It was noted migrants in the deportation process undergo a legal process and are not immediately removed from the country. They continued, “If in that time you inform the U.S. Government that you have some type of fear that your life is in jeopardy, or you’ll be persecuted, or you may be tortured,” they said, then the asylum seeker would be removed from Entry Without Inspection status and be granted what is called “Reasonable Fear” status.

They said once a TCO member is granted Reasonable Fear status, they are also removed from the TCO watchlist.

Once a migrant is marked as Reasonable Fear, the insider says they are no longer subject to proceedings before an immigration judge. Instead, they are interviewed by an asylum officer, who “make[s] the determination based on basically what’s provided from the alien to the asylum officer.”

When asked whether or not it may be true that the TCO members’ lives may be in danger, the whistleblower responded in the negative, “These are the people that are causing danger in those foreign countries. That’s why they’re on the actual Transnational Organized Crime watchlist.”

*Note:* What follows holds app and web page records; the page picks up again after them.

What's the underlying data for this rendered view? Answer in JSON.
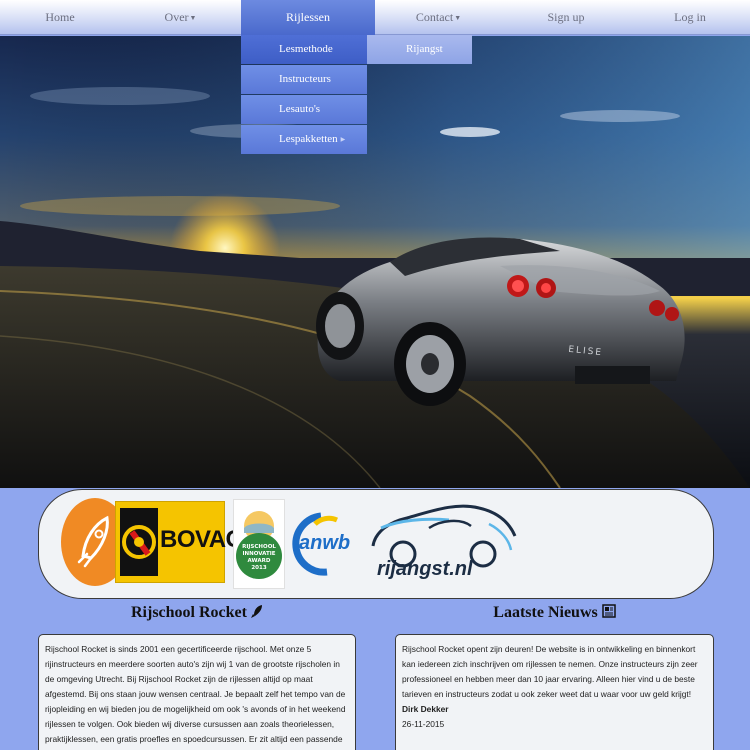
{
  "nav": {
    "items": [
      {
        "label": "Home"
      },
      {
        "label": "Over"
      },
      {
        "label": "Rijlessen"
      },
      {
        "label": "Contact"
      },
      {
        "label": "Sign up"
      },
      {
        "label": "Log in"
      }
    ],
    "active": "Rijlessen"
  },
  "dropdown": {
    "items": [
      {
        "label": "Lesmethode"
      },
      {
        "label": "Instructeurs"
      },
      {
        "label": "Lesauto's"
      },
      {
        "label": "Lespakketten"
      }
    ],
    "submenu": {
      "label": "Rijangst"
    }
  },
  "logos": {
    "bovag": "BOVAG",
    "anwb": "anwb",
    "rijangst": "rijangst.nl",
    "award_lines": [
      "RIJSCHOOL",
      "INNOVATIE",
      "AWARD",
      "2013"
    ]
  },
  "left_section": {
    "title": "Rijschool Rocket",
    "paragraph": "Rijschool Rocket is sinds 2001 een gecertificeerde rijschool. Met onze 5 rijinstructeurs en meerdere soorten auto's zijn wij 1 van de grootste rijscholen in de omgeving Utrecht. Bij Rijschool Rocket zijn de rijlessen altijd op maat afgestemd. Bij ons staan jouw wensen centraal. Je bepaalt zelf het tempo van de rijopleiding en wij bieden jou de mogelijkheid om ook 's avonds of in het weekend rijlessen te volgen. Ook bieden wij diverse cursussen aan zoals theorielessen, praktijklessen, een gratis proefles en spoedcursussen. Er zit altijd een passende cursus voor jou bij."
  },
  "right_section": {
    "title": "Laatste Nieuws",
    "paragraph": "Rijschool Rocket opent zijn deuren! De website is in ontwikkeling en binnenkort kan iedereen zich inschrijven om rijlessen te nemen. Onze instructeurs zijn zeer professioneel en hebben meer dan 10 jaar ervaring. Alleen hier vind u de beste tarieven en instructeurs zodat u ook zeker weet dat u waar voor uw geld krijgt!",
    "author": "Dirk Dekker",
    "date": "26-11-2015"
  },
  "colors": {
    "nav_active": "#4a69cc",
    "dropdown": "#5a78d8",
    "page_background": "#8fa6ee",
    "rocket_orange": "#f08a24",
    "bovag_yellow": "#f5c400",
    "anwb_blue": "#1e6ec8"
  }
}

The insider also revealed that once given Reasonable Fear classification, the formerly blacklisted asylum seekers are now able to file for an Employment Authorization Card, described as “essentially…a work permit,” because they are legally permitted to remain in the country while due process unfolds, which may take years to resolve.

According to documentation displayed in the video, this specific 18th Street Gang member had been in the process of being deported since at least 2014 when his status was changed to Reasonable Fear by an immigration judge.

The man was granted an Employment Authorization Card in 2019 before applying for guardianship of a migrant child in April.

The whistleblower noted that many of the gang members exploiting the Reasonable Fear loophole do not show up for court dates or asylum interviews. 

“If an illegal alien who we know has committed crimes and we know is bad enough to be placed on a watchlist is able to simply tell an asylum officer ‘My life is in fear’ with no more information…if that can override an entire whole of government approach to identifying these people in the first place, that’s the giant loophole,” said the insider.

Conscience as the foundation for courage

The insider said he went to Project Veritas because, “If I was to go to the Inspector General, nothing would happen over a period of a much longer time frame. If I was to go to the agencies of Homeland Security or Department of Justice, they’re already receiving the information anyways.”

“And if I was to go to any other media organization, like Washington Post, or CNN, they’re just mouthpieces for the Administration.”

Project Veritas front man, James O’Keefe, who conducted the interview, told the whistleblower PV has several DHS employees who are “on the fence” about stepping forward, held back by fear. The whistleblower replied, “I say there’s no reason to be scared. If you’re scared, then I mean, that’s on you, I guess.”

“But I don’t understand that part. If something is…if something is bad, we have found eight people trying to get kids…I’m not scared enough to not call that out.”

They continued, “These are just people on the watchlist. How many people have been removed from the watchlist that are trying to do the same thing?”

For the insider, his conscience and sense of responsibility overrode what he stood to lose from stepping forward, “Children are the most vulnerable population of any society, so when you’re sending kids to a place with no family, and the only possible family are these guardians that are known gang members, that’s even more vulnerable.”

“I don’t understand the part where you can worry about yourself more than something that is obviously very bad for either individual people, these kids, or for the rest of the country.”

O’Keefe began to ask the whistleblower about how they may lose their job, to which they interjected immediately, “[Or I] could watch kids get raped and sex trafficked all over. That’s a pretty easy decision.”